((

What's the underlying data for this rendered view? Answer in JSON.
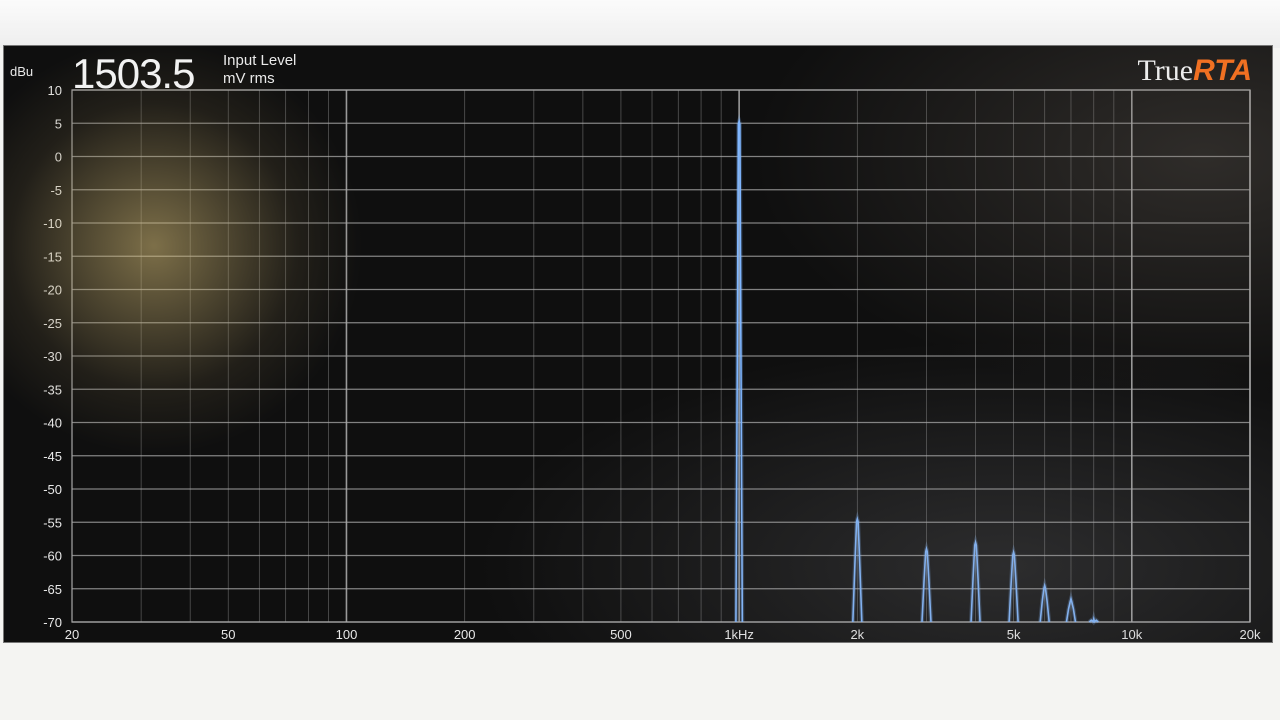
{
  "app": {
    "brand_true": "True",
    "brand_rta": "RTA"
  },
  "readout": {
    "value": "1503.5",
    "caption_line1": "Input Level",
    "caption_line2": "mV rms"
  },
  "chart_data": {
    "type": "line",
    "x_scale": "log",
    "xlim": [
      20,
      20000
    ],
    "ylim": [
      -70,
      10
    ],
    "ylabel": "dBu",
    "y_ticks": [
      "10",
      "5",
      "0",
      "-5",
      "-10",
      "-15",
      "-20",
      "-25",
      "-30",
      "-35",
      "-40",
      "-45",
      "-50",
      "-55",
      "-60",
      "-65",
      "-70"
    ],
    "x_ticks": [
      {
        "value": 20,
        "label": "20"
      },
      {
        "value": 50,
        "label": "50"
      },
      {
        "value": 100,
        "label": "100"
      },
      {
        "value": 200,
        "label": "200"
      },
      {
        "value": 500,
        "label": "500"
      },
      {
        "value": 1000,
        "label": "1kHz"
      },
      {
        "value": 2000,
        "label": "2k"
      },
      {
        "value": 5000,
        "label": "5k"
      },
      {
        "value": 10000,
        "label": "10k"
      },
      {
        "value": 20000,
        "label": "20k"
      }
    ],
    "grid": true,
    "colors": {
      "trace": "#7fb6ff",
      "grid": "#a9a9a9",
      "accent": "#f07022"
    },
    "series": [
      {
        "peaks": [
          {
            "freq": 1000,
            "dbu": 5.3
          },
          {
            "freq": 2000,
            "dbu": -54.5
          },
          {
            "freq": 3000,
            "dbu": -59
          },
          {
            "freq": 4000,
            "dbu": -58
          },
          {
            "freq": 5000,
            "dbu": -59.5
          },
          {
            "freq": 6000,
            "dbu": -64.5
          },
          {
            "freq": 7000,
            "dbu": -66.5
          },
          {
            "freq": 8000,
            "dbu": -69.5
          }
        ]
      }
    ]
  }
}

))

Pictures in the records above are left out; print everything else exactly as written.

What's the underlying data for this rendered view? Answer in JSON.
{
  "app": {
    "brand_true": "True",
    "brand_rta": "RTA"
  },
  "readout": {
    "value": "1503.5",
    "caption_line1": "Input Level",
    "caption_line2": "mV rms"
  },
  "chart_data": {
    "type": "line",
    "x_scale": "log",
    "xlim": [
      20,
      20000
    ],
    "ylim": [
      -70,
      10
    ],
    "ylabel": "dBu",
    "y_ticks": [
      "10",
      "5",
      "0",
      "-5",
      "-10",
      "-15",
      "-20",
      "-25",
      "-30",
      "-35",
      "-40",
      "-45",
      "-50",
      "-55",
      "-60",
      "-65",
      "-70"
    ],
    "x_ticks": [
      {
        "value": 20,
        "label": "20"
      },
      {
        "value": 50,
        "label": "50"
      },
      {
        "value": 100,
        "label": "100"
      },
      {
        "value": 200,
        "label": "200"
      },
      {
        "value": 500,
        "label": "500"
      },
      {
        "value": 1000,
        "label": "1kHz"
      },
      {
        "value": 2000,
        "label": "2k"
      },
      {
        "value": 5000,
        "label": "5k"
      },
      {
        "value": 10000,
        "label": "10k"
      },
      {
        "value": 20000,
        "label": "20k"
      }
    ],
    "grid": true,
    "colors": {
      "trace": "#7fb6ff",
      "grid": "#a9a9a9",
      "accent": "#f07022"
    },
    "series": [
      {
        "peaks": [
          {
            "freq": 1000,
            "dbu": 5.3
          },
          {
            "freq": 2000,
            "dbu": -54.5
          },
          {
            "freq": 3000,
            "dbu": -59
          },
          {
            "freq": 4000,
            "dbu": -58
          },
          {
            "freq": 5000,
            "dbu": -59.5
          },
          {
            "freq": 6000,
            "dbu": -64.5
          },
          {
            "freq": 7000,
            "dbu": -66.5
          },
          {
            "freq": 8000,
            "dbu": -69.5
          }
        ]
      }
    ]
  }
}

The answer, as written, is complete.